Last week, Tinkoff-Saxo team owner Oleg Tinkov — who, as many have pointed out, is the Donald Trump of cycling — called Barack Obama a monkey on Twitter.
Yes, just days after the Tour de France ended with its first African-registered team and first black African riders to finish the race, the owner of one of the biggest teams in cycling called a powerful and well-known black man a monkey.
Tinkov’s tweet was in response to one from Cannondale-Garmin director Jonathan Vaughters that showed the Mona Lisa morphing into Russian president Vladimir Putin.
— Jonathan Vaughters (@Vaughters) July 30, 2015
— Oleg Tinkov (@olegtinkov) July 30, 2015
This was not an accident or some cute portmanteau we can chalk up to Tinkov’s imperfect grasp of English. “Monkey” isn’t a racist taunt only in America or only in English. It is universal. European football matches have a long history of monkey chants and banana peels being thrown onto the field.
But that sport’s authorities and teams have cracked down. When then-Liverpool player Luis Suarez, of Uruguay, was accused of using a racist slur against a black opponent in 2011, he was fined £40,000 ($62,296) and banned for eight games.
Last year, when a Villarreal fan threw a banana at Barcelona player Dani Alvez, the Spanish Football Association fined Villarreal €12,000 ($13,070) due to the fan “committing an act of contempt or disregard concerning racial or ethnic origin towards an adversary.”
The team identified the culprit and banned him for life.
These are bans and fines for a player and a fan. So what is cycling’s plan for dealing with overt racism from a team owner? Reached by email, the UCI said this when asked about Tinkov’s tweet: “The Union Cycliste Internationale (UCI) strongly condemns any sort of discrimination in cycling, including racism. Together with all of our stakeholders, we have the responsibility to make sure that such behavior has no place in our sport.”

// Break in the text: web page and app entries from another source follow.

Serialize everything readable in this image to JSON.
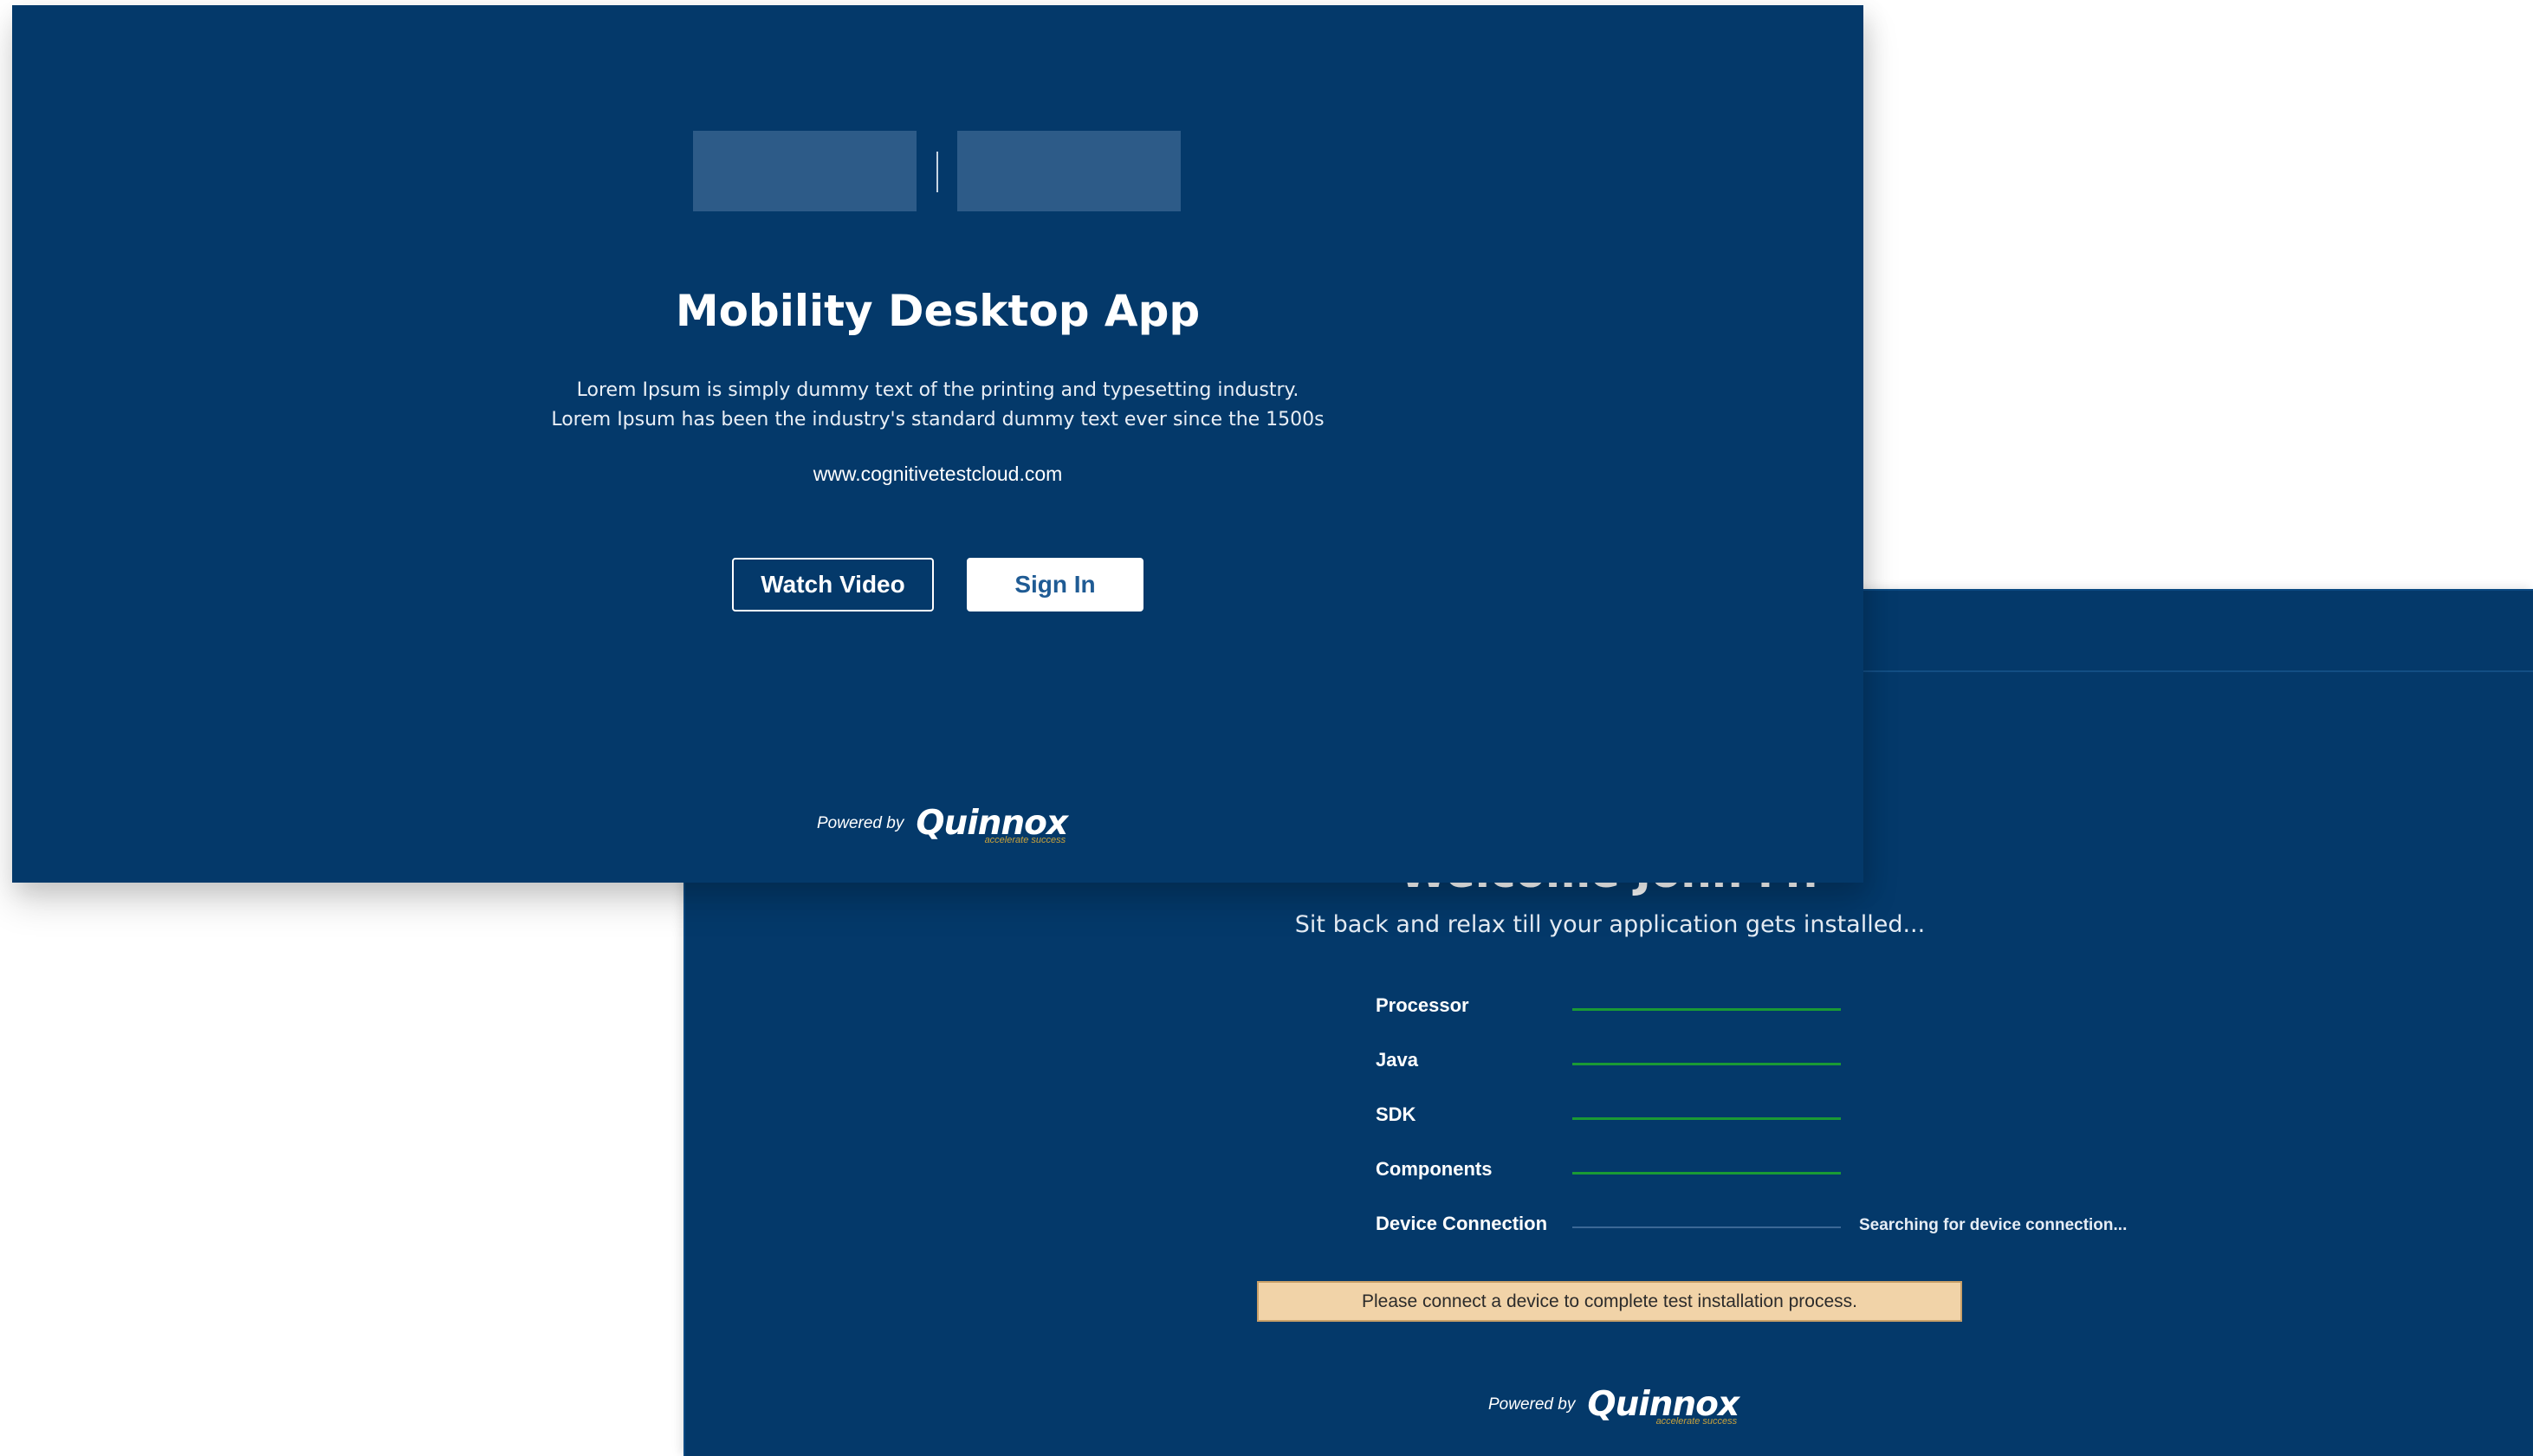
{
  "install_screen": {
    "welcome_title": "Welcome John M!",
    "subtitle": "Sit back and relax till your application gets installed...",
    "requirements": [
      {
        "label": "Processor",
        "status": "",
        "complete": true
      },
      {
        "label": "Java",
        "status": "",
        "complete": true
      },
      {
        "label": "SDK",
        "status": "",
        "complete": true
      },
      {
        "label": "Components",
        "status": "",
        "complete": true
      },
      {
        "label": "Device Connection",
        "status": "Searching for device connection...",
        "complete": false
      }
    ],
    "notice": "Please connect a device to complete test installation process.",
    "powered_by": "Powered by",
    "brand_name": "Quinnox",
    "brand_tagline": "accelerate success"
  },
  "welcome_screen": {
    "app_title": "Mobility Desktop App",
    "description_line1": "Lorem Ipsum is simply dummy text of the printing and typesetting industry.",
    "description_line2": "Lorem Ipsum has been the industry's standard dummy text ever since the 1500s",
    "website": "www.cognitivetestcloud.com",
    "watch_video_label": "Watch Video",
    "sign_in_label": "Sign In",
    "powered_by": "Powered by",
    "brand_name": "Quinnox",
    "brand_tagline": "accelerate success"
  },
  "colors": {
    "background": "#04396a",
    "progress_complete": "#1a9a35",
    "notice_background": "#f1d3a8",
    "sign_in_text": "#1f5b94"
  }
}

UCI’s head of communications, Sébastien Gillot, said that would be the agency’s only comment on the matter. If that’s the only comment, but it’s followed by decisive action (too late for any action to be swift), fine. But if the UCI thinks saying the right thing excuses it from doing the right thing, it is mistaken.
At last year’s Tour, Swiss rider Michael Albasini was accused of shouting racist abuse at Kevin Reza, a black Frenchman riding for team Europcar. It was almost identical to the Suarez situation — two rivals, in the heat of the game, with no officials to witness. A fine and an eight-game ban for Suarez, nothing for Albasini.
Two days after Tinkov’s tweet, massive crowds in the Eritrean capital of Asmara welcomed African riders Daniel Teklehaimanot and Merhawi Kudos (MTN-Qhubeka) back from France. The pair’s route from the airport to their private reception with Eritrea’s president was reportedly lined with people, many of whom had turned out in polka-dot clothes, in honor of the days Teklehaimanot led the Tour’s climbing competition.
Cycling hasn’t been the provincial sport it once was for a long time. But now it’s more global than ever. There is no place for racism, and no excuse to let racist abuse go unpunished.
Oleg Tinkov called a black man a monkey in a public forum. This one is cut and dried.